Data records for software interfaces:
────────────────

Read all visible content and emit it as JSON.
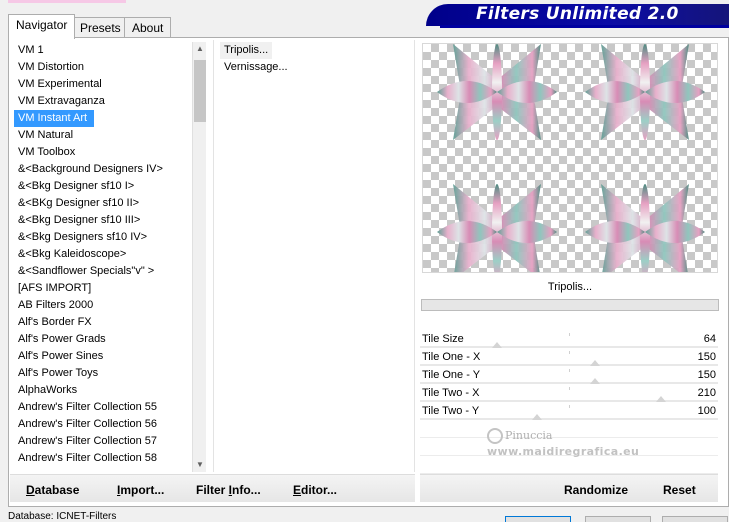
{
  "tabs": [
    {
      "label": "Navigator",
      "active": true
    },
    {
      "label": "Presets",
      "active": false
    },
    {
      "label": "About",
      "active": false
    }
  ],
  "banner": {
    "title": "Filters Unlimited 2.0"
  },
  "categories": [
    "VM 1",
    "VM Distortion",
    "VM Experimental",
    "VM Extravaganza",
    "VM Instant Art",
    "VM Natural",
    "VM Toolbox",
    "&<Background Designers IV>",
    "&<Bkg Designer sf10 I>",
    "&<BKg Designer sf10 II>",
    "&<Bkg Designer sf10 III>",
    "&<Bkg Designers sf10 IV>",
    "&<Bkg Kaleidoscope>",
    "&<Sandflower Specials\"v\" >",
    "[AFS IMPORT]",
    "AB Filters 2000",
    "Alf's Border FX",
    "Alf's Power Grads",
    "Alf's Power Sines",
    "Alf's Power Toys",
    "AlphaWorks",
    "Andrew's Filter Collection 55",
    "Andrew's Filter Collection 56",
    "Andrew's Filter Collection 57",
    "Andrew's Filter Collection 58"
  ],
  "selected_category": "VM Instant Art",
  "filters": [
    "Tripolis...",
    "Vernissage..."
  ],
  "selected_filter": "Tripolis...",
  "preview": {
    "filter_name": "Tripolis..."
  },
  "params": [
    {
      "name": "Tile Size",
      "value": "64",
      "level": 0.25
    },
    {
      "name": "Tile One - X",
      "value": "150",
      "level": 0.59
    },
    {
      "name": "Tile One - Y",
      "value": "150",
      "level": 0.59
    },
    {
      "name": "Tile Two - X",
      "value": "210",
      "level": 0.82
    },
    {
      "name": "Tile Two - Y",
      "value": "100",
      "level": 0.39
    }
  ],
  "watermark": {
    "name": "Pinuccia",
    "site": "www.maidiregrafica.eu"
  },
  "buttons_left": [
    {
      "pre": "",
      "u": "D",
      "post": "atabase"
    },
    {
      "pre": "",
      "u": "I",
      "post": "mport..."
    },
    {
      "pre": "Filter ",
      "u": "I",
      "post": "nfo..."
    },
    {
      "pre": "",
      "u": "E",
      "post": "ditor..."
    }
  ],
  "buttons_right": {
    "randomize": "Randomize",
    "reset": "Reset"
  },
  "status": {
    "text": "Database: ICNET-Filters"
  },
  "colors": {
    "selection": "#3399ff",
    "banner": "#00008a",
    "pink": "#e6a0c2",
    "teal": "#5f9e94"
  },
  "icons": [
    "scroll-up-arrow-icon",
    "scroll-down-arrow-icon",
    "pinuccia-watermark-icon"
  ]
}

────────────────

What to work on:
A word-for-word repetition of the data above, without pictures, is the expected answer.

Result of the task:
Read all visible content and emit it as JSON.
{
  "tabs": [
    {
      "label": "Navigator",
      "active": true
    },
    {
      "label": "Presets",
      "active": false
    },
    {
      "label": "About",
      "active": false
    }
  ],
  "banner": {
    "title": "Filters Unlimited 2.0"
  },
  "categories": [
    "VM 1",
    "VM Distortion",
    "VM Experimental",
    "VM Extravaganza",
    "VM Instant Art",
    "VM Natural",
    "VM Toolbox",
    "&<Background Designers IV>",
    "&<Bkg Designer sf10 I>",
    "&<BKg Designer sf10 II>",
    "&<Bkg Designer sf10 III>",
    "&<Bkg Designers sf10 IV>",
    "&<Bkg Kaleidoscope>",
    "&<Sandflower Specials\"v\" >",
    "[AFS IMPORT]",
    "AB Filters 2000",
    "Alf's Border FX",
    "Alf's Power Grads",
    "Alf's Power Sines",
    "Alf's Power Toys",
    "AlphaWorks",
    "Andrew's Filter Collection 55",
    "Andrew's Filter Collection 56",
    "Andrew's Filter Collection 57",
    "Andrew's Filter Collection 58"
  ],
  "selected_category": "VM Instant Art",
  "filters": [
    "Tripolis...",
    "Vernissage..."
  ],
  "selected_filter": "Tripolis...",
  "preview": {
    "filter_name": "Tripolis..."
  },
  "params": [
    {
      "name": "Tile Size",
      "value": "64",
      "level": 0.25
    },
    {
      "name": "Tile One - X",
      "value": "150",
      "level": 0.59
    },
    {
      "name": "Tile One - Y",
      "value": "150",
      "level": 0.59
    },
    {
      "name": "Tile Two - X",
      "value": "210",
      "level": 0.82
    },
    {
      "name": "Tile Two - Y",
      "value": "100",
      "level": 0.39
    }
  ],
  "watermark": {
    "name": "Pinuccia",
    "site": "www.maidiregrafica.eu"
  },
  "buttons_left": [
    {
      "pre": "",
      "u": "D",
      "post": "atabase"
    },
    {
      "pre": "",
      "u": "I",
      "post": "mport..."
    },
    {
      "pre": "Filter ",
      "u": "I",
      "post": "nfo..."
    },
    {
      "pre": "",
      "u": "E",
      "post": "ditor..."
    }
  ],
  "buttons_right": {
    "randomize": "Randomize",
    "reset": "Reset"
  },
  "status": {
    "text": "Database: ICNET-Filters"
  },
  "colors": {
    "selection": "#3399ff",
    "banner": "#00008a",
    "pink": "#e6a0c2",
    "teal": "#5f9e94"
  },
  "icons": [
    "scroll-up-arrow-icon",
    "scroll-down-arrow-icon",
    "pinuccia-watermark-icon"
  ]
}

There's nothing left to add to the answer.